What do I still have time to win?
Sometimes there are even internal obstacles to a deal that can be easily overcome. For example, there might be a modification to an agreement that is sitting on your legal department’s desk. Or maybe a change has been made to a solution or service plan that, if agreed to, would allow you to win the opportunity. These are the types of things you can and should deal with before the end of the quarter.
What you shouldn’t do is start making pricing concessions that aren’t aligned with your overall business strategy, or accepting business that is outside of your real core target. Both will cost you more than you gain in the long run.
What did I win? What did I lose? Why?
What new clients did you win? How did you win those clients? Who did you compete against? Why did your new clients choose you over the competition? What value proposition or offering positioned you to win? What are the differences in pricing, margins, services, and solutions, and what do those differences tell you about your business and sales efforts?
Questions like these will help you better understand what is working so you can do more of it.
What opportunities did you lose? Why did you lose them? Which of your competitors were chosen? What was it that allowed them to win the opportunity? How closely was your sales process followed on the opportunities you lost? What would you change if you had a chance to compete for this opportunity again?
These questions will help guide your future behavior as a sales force, as long as you take the time to be honest and thoughtful in completing the review.
What does next quarter look like?
As Jim Rohn used to say, “You plant in the spring, you harvest in the fall. No planting, no harvest.” Acquiring new clients and customers isn’t an endeavor that lends itself to cramming or last-minute heroic efforts.
In most cases, if your forecast isn’t what you need it to be, the answer is to increase your prospecting activities to ensure that you acquire the opportunities required to hit your number.
What do I need to change?
Most reporting is trailing. It is an autopsy; the body is already dead and there is nothing you can do to bring it back to life. The best way to make use of all of the data you have collected over the quarter is to add context. You need to discover what happened, why it happened, and what beliefs underlie your results.
The biggest mistake you can make at quarter’s end is to decide that next quarter will be improved by simply doing more. More activity is only the right answer when your activity is already low. In most cases, the greatest improvement is made through the changes you make after taking time to discover what activities might have led to better outcomes.

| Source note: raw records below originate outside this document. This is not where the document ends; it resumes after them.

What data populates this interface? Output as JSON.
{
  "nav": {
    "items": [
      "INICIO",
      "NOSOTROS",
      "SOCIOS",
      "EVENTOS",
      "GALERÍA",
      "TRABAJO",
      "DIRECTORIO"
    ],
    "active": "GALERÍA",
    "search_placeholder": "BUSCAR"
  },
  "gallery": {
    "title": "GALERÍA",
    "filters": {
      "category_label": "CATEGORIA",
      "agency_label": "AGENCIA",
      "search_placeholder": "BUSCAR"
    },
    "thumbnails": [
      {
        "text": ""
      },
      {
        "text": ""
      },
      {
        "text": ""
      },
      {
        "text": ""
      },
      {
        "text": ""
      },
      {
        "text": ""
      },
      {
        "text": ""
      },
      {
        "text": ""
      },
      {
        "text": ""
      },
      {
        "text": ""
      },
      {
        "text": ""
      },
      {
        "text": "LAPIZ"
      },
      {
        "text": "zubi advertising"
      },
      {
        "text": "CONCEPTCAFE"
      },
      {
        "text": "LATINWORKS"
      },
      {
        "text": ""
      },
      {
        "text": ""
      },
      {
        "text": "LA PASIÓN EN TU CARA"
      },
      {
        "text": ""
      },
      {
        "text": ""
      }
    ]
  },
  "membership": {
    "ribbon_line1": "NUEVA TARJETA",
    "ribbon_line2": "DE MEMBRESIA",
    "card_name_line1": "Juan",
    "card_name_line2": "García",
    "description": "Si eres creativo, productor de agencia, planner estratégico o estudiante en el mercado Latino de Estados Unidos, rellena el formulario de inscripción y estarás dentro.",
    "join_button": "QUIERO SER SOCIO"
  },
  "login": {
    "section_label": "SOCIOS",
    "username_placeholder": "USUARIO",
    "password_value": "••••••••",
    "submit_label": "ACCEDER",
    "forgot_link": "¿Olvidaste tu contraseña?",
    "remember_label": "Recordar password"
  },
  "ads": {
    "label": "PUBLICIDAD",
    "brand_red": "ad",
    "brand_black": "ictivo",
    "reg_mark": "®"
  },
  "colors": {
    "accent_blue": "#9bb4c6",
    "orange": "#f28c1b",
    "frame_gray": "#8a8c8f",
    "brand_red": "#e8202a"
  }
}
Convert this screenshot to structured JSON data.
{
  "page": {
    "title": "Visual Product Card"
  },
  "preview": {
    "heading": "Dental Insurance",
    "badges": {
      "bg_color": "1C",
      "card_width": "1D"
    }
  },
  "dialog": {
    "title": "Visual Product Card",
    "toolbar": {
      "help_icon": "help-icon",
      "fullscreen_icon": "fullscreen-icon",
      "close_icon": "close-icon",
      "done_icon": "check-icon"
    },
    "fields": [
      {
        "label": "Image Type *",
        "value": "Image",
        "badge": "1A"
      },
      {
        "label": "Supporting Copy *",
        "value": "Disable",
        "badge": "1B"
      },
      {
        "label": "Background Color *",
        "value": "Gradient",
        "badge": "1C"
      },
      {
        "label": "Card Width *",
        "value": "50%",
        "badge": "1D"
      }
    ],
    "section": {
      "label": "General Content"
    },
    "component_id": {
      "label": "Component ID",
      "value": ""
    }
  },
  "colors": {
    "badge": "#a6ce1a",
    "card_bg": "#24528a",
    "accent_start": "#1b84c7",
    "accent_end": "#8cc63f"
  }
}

If you want to put up better numbers at the end of the next quarter, you need to start working on that result long before the current quarter closes. So start working to that end now.